The problem —
A faithful, picture-free copy of the listing below is required.

── Information given ──

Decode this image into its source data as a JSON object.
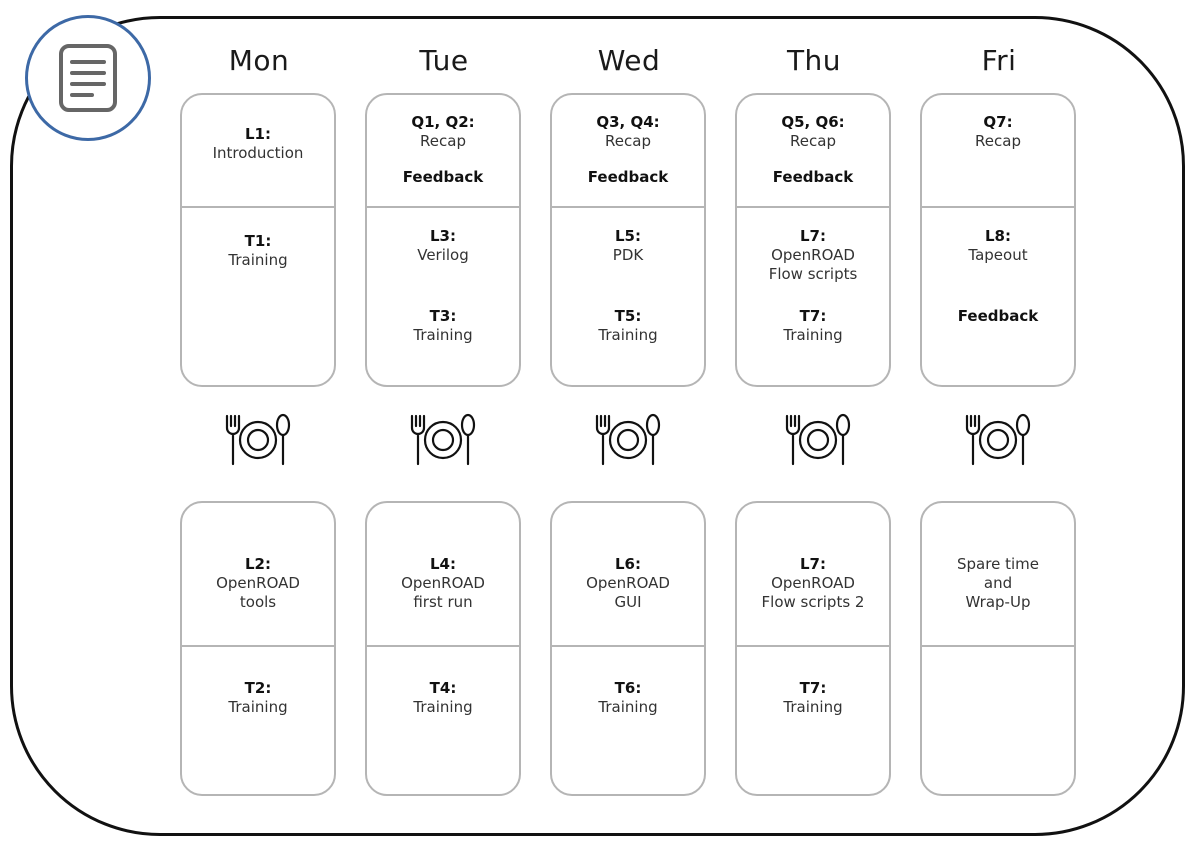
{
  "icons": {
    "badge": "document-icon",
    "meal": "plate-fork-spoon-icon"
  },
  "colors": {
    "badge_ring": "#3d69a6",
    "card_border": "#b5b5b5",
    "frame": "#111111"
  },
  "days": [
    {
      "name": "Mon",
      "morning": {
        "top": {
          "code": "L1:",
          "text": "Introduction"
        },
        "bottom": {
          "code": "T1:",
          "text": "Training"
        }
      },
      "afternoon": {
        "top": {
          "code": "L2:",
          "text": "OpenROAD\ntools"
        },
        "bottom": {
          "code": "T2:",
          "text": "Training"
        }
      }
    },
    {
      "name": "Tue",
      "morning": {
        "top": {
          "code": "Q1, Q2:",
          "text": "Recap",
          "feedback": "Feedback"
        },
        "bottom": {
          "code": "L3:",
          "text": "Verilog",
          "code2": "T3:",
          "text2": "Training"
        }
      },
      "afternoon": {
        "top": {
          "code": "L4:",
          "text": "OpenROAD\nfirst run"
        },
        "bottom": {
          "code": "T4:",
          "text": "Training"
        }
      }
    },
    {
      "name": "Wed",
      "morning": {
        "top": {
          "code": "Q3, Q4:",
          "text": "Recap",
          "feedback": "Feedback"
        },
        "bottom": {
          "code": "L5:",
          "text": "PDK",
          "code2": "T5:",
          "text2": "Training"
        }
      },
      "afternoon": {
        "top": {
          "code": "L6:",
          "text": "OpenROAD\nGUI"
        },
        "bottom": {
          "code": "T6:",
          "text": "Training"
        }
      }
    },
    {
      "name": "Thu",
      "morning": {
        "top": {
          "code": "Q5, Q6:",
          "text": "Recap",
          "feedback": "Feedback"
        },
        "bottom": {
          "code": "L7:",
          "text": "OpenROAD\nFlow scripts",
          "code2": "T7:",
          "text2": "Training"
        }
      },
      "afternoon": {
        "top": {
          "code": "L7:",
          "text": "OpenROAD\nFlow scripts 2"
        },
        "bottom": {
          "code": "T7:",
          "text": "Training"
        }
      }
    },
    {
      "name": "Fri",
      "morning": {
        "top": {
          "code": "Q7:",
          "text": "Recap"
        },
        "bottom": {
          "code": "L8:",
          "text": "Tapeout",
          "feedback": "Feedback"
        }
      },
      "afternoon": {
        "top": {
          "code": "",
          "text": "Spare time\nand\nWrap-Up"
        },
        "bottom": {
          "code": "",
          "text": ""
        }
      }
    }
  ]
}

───

Reply to the exercise —
Decode this image into its source data as a JSON object.
{
  "icons": {
    "badge": "document-icon",
    "meal": "plate-fork-spoon-icon"
  },
  "colors": {
    "badge_ring": "#3d69a6",
    "card_border": "#b5b5b5",
    "frame": "#111111"
  },
  "days": [
    {
      "name": "Mon",
      "morning": {
        "top": {
          "code": "L1:",
          "text": "Introduction"
        },
        "bottom": {
          "code": "T1:",
          "text": "Training"
        }
      },
      "afternoon": {
        "top": {
          "code": "L2:",
          "text": "OpenROAD\ntools"
        },
        "bottom": {
          "code": "T2:",
          "text": "Training"
        }
      }
    },
    {
      "name": "Tue",
      "morning": {
        "top": {
          "code": "Q1, Q2:",
          "text": "Recap",
          "feedback": "Feedback"
        },
        "bottom": {
          "code": "L3:",
          "text": "Verilog",
          "code2": "T3:",
          "text2": "Training"
        }
      },
      "afternoon": {
        "top": {
          "code": "L4:",
          "text": "OpenROAD\nfirst run"
        },
        "bottom": {
          "code": "T4:",
          "text": "Training"
        }
      }
    },
    {
      "name": "Wed",
      "morning": {
        "top": {
          "code": "Q3, Q4:",
          "text": "Recap",
          "feedback": "Feedback"
        },
        "bottom": {
          "code": "L5:",
          "text": "PDK",
          "code2": "T5:",
          "text2": "Training"
        }
      },
      "afternoon": {
        "top": {
          "code": "L6:",
          "text": "OpenROAD\nGUI"
        },
        "bottom": {
          "code": "T6:",
          "text": "Training"
        }
      }
    },
    {
      "name": "Thu",
      "morning": {
        "top": {
          "code": "Q5, Q6:",
          "text": "Recap",
          "feedback": "Feedback"
        },
        "bottom": {
          "code": "L7:",
          "text": "OpenROAD\nFlow scripts",
          "code2": "T7:",
          "text2": "Training"
        }
      },
      "afternoon": {
        "top": {
          "code": "L7:",
          "text": "OpenROAD\nFlow scripts 2"
        },
        "bottom": {
          "code": "T7:",
          "text": "Training"
        }
      }
    },
    {
      "name": "Fri",
      "morning": {
        "top": {
          "code": "Q7:",
          "text": "Recap"
        },
        "bottom": {
          "code": "L8:",
          "text": "Tapeout",
          "feedback": "Feedback"
        }
      },
      "afternoon": {
        "top": {
          "code": "",
          "text": "Spare time\nand\nWrap-Up"
        },
        "bottom": {
          "code": "",
          "text": ""
        }
      }
    }
  ]
}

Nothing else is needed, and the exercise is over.